* [What needs to be done]
Indicate how many lines in the listing below contain the word "JSON". No other output is permitted.

* [Entries supplied]
____
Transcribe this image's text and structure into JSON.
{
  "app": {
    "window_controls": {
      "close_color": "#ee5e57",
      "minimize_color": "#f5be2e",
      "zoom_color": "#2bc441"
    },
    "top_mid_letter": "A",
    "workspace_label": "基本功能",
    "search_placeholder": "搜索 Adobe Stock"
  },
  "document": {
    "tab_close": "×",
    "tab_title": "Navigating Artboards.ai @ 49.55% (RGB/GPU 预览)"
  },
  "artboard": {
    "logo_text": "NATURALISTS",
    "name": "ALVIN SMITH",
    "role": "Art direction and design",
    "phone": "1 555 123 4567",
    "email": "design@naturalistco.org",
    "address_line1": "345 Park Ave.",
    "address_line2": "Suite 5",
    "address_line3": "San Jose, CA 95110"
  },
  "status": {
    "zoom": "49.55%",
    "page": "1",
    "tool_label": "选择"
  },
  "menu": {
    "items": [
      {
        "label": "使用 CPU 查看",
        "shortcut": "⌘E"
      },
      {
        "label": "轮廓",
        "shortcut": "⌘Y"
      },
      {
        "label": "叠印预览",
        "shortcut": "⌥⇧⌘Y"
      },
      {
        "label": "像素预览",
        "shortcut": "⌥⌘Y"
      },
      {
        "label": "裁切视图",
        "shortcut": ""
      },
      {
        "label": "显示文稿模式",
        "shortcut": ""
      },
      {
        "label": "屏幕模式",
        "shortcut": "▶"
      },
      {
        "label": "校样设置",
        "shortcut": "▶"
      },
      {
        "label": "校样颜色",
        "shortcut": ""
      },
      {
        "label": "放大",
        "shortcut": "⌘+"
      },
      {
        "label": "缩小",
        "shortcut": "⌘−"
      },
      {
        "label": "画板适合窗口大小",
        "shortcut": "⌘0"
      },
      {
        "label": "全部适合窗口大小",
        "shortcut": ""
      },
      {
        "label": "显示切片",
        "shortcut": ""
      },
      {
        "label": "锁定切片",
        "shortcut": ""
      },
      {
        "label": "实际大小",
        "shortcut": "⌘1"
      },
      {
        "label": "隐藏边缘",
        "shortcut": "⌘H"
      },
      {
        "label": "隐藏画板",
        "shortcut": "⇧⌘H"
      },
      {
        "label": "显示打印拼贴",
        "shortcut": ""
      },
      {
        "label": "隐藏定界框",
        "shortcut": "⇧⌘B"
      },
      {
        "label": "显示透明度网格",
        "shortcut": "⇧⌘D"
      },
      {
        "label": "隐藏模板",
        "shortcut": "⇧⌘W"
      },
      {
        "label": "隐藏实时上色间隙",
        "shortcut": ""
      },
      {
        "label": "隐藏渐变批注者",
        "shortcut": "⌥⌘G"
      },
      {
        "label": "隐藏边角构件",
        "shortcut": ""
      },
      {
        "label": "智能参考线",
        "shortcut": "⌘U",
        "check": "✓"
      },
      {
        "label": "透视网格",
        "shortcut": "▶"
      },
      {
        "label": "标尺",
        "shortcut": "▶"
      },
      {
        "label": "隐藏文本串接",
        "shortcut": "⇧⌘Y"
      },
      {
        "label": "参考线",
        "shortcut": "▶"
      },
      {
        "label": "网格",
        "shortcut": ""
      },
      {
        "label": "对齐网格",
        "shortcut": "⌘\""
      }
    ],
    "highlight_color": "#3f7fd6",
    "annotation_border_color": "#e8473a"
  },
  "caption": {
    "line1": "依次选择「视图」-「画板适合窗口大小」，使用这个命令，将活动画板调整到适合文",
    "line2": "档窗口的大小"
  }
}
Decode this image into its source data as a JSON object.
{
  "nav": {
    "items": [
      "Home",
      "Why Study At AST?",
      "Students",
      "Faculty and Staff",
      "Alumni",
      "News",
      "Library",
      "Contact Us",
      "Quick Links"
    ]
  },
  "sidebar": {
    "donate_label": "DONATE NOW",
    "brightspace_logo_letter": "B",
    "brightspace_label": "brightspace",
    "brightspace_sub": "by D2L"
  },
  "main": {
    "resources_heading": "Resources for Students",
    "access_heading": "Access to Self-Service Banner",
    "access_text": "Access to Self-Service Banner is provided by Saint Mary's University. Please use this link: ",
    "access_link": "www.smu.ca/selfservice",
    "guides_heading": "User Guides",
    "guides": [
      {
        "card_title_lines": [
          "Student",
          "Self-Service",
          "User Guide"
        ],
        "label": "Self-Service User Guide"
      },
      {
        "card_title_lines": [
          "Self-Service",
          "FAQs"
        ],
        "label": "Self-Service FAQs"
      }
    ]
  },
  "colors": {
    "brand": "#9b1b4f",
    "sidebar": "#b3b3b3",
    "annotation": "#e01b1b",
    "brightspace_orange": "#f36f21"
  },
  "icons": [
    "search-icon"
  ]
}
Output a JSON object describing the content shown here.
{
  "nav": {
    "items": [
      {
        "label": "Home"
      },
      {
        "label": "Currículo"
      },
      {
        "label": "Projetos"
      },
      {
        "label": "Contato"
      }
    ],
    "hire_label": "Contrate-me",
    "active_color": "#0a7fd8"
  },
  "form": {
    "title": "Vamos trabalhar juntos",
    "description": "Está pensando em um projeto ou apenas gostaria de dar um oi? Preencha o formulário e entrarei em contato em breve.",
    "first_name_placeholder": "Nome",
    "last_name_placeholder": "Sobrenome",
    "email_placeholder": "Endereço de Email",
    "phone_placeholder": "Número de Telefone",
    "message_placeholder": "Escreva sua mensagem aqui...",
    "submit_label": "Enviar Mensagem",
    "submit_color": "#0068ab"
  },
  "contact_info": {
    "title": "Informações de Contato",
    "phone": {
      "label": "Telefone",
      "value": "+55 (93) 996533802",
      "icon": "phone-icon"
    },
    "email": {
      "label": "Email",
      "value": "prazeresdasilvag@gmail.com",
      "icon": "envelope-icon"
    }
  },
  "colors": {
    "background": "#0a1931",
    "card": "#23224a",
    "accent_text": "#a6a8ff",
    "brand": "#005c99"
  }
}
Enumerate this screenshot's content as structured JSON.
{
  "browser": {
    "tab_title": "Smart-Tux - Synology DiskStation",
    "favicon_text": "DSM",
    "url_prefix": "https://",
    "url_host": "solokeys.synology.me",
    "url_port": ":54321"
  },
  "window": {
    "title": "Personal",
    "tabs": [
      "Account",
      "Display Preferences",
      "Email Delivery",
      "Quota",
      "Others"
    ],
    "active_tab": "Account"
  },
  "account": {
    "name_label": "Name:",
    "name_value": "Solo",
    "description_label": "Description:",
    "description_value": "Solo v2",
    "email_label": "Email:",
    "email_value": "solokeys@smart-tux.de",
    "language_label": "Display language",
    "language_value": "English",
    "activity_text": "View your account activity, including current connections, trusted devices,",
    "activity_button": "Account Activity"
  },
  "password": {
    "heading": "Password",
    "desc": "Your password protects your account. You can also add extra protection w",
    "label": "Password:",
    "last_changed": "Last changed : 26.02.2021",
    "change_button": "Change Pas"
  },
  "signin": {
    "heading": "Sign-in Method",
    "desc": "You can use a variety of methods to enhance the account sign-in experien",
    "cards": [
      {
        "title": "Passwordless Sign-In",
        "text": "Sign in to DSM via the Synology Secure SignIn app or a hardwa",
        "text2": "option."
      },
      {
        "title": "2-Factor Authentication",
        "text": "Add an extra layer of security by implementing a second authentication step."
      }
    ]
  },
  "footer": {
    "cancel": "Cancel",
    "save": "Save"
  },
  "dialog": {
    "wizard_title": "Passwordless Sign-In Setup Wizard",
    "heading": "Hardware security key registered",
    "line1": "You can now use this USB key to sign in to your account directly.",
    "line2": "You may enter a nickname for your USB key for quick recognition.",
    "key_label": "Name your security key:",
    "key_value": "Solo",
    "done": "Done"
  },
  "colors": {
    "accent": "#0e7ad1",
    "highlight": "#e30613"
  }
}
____
* [Task response]
4